▶ _Activity_
Go through the data below. Pull out every line that has the word "Manager".

(Exercise data)

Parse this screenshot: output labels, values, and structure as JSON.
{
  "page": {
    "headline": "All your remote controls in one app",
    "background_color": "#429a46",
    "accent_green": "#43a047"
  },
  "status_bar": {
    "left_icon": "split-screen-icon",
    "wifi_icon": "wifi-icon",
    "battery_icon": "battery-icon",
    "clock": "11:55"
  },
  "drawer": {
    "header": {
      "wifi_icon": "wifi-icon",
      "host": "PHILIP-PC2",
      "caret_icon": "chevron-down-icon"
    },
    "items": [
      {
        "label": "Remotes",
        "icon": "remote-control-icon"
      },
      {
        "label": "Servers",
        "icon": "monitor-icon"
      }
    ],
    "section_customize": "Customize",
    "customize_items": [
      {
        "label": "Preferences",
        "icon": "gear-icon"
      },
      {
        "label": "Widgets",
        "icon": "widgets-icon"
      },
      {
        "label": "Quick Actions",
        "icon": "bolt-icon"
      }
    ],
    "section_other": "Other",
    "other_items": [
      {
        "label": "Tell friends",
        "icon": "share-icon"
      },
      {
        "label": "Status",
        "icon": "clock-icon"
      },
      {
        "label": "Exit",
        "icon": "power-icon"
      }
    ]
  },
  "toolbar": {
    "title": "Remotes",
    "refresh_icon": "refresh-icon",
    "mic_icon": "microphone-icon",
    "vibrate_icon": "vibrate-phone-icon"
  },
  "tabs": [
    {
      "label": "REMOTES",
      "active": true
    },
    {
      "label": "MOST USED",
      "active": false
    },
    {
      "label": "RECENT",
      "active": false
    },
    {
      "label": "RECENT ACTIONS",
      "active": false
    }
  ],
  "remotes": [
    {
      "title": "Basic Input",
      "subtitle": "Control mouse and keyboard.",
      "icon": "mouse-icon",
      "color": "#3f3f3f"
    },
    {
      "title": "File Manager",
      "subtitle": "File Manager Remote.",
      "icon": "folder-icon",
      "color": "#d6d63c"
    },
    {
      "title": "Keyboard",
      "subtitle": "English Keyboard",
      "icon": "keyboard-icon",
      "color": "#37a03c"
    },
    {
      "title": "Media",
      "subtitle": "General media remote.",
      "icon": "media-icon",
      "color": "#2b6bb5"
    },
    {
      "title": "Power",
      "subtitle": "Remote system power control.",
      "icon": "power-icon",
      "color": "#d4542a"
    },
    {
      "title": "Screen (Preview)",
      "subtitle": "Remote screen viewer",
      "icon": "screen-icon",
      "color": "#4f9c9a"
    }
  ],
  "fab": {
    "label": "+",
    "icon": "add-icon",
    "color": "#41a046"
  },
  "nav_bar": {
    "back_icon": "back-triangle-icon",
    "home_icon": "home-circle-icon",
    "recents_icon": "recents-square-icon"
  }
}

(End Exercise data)

▶ _Answer for this exercise_
      "title": "File Manager",
      "subtitle": "File Manager Remote.",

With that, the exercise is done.